HOW TO COMPLETE THIS TASK: Pull every line containing the word "bust" out of the material below.

Start of RECORDS PROVIDED

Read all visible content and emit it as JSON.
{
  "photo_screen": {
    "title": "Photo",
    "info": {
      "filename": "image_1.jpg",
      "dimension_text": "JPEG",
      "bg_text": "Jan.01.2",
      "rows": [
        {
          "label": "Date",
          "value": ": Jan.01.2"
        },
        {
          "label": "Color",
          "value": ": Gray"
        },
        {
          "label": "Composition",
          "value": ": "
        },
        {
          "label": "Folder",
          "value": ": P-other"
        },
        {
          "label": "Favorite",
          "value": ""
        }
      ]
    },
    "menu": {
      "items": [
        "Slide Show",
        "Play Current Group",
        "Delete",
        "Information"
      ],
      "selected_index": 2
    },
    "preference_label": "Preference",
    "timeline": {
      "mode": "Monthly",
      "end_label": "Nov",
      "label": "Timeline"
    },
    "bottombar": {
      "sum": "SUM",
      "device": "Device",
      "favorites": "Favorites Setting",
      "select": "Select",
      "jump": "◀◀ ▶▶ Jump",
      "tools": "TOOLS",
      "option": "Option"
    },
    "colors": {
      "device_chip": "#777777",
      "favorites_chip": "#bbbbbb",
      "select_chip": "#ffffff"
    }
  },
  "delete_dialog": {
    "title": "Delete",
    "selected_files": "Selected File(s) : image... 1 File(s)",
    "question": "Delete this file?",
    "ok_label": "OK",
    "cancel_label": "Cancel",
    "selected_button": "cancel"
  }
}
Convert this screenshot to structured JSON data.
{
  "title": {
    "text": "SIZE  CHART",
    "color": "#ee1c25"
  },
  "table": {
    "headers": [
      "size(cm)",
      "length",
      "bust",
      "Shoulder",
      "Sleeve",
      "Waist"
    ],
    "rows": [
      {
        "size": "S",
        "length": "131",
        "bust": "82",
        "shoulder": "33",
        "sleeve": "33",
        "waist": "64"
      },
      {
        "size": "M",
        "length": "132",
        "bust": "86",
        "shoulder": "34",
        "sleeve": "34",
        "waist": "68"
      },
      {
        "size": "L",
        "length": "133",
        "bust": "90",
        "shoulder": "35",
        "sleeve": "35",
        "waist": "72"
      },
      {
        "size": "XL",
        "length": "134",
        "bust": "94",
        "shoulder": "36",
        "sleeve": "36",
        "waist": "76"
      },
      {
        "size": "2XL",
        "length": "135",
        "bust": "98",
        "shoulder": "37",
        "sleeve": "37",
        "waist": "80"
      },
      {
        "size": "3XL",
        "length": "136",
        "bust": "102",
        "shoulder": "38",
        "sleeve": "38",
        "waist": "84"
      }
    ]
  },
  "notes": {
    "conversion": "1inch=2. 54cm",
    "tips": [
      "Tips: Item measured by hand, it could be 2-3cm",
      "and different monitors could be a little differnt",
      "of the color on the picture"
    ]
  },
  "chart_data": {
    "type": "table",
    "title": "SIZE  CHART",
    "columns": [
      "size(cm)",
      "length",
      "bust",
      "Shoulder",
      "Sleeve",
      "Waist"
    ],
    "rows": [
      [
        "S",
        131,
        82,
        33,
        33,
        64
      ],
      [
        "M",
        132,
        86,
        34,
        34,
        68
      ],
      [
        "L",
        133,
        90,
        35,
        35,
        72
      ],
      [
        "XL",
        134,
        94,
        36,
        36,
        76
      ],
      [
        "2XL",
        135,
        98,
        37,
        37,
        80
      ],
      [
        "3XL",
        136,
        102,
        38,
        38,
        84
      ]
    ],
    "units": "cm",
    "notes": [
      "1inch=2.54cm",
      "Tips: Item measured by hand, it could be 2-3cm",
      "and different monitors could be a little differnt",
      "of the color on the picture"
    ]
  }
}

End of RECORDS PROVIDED

TASK ANSWER:
      "bust",
        "bust": "82",
        "bust": "86",
        "bust": "90",
        "bust": "94",
        "bust": "98",
        "bust": "102",
      "bust",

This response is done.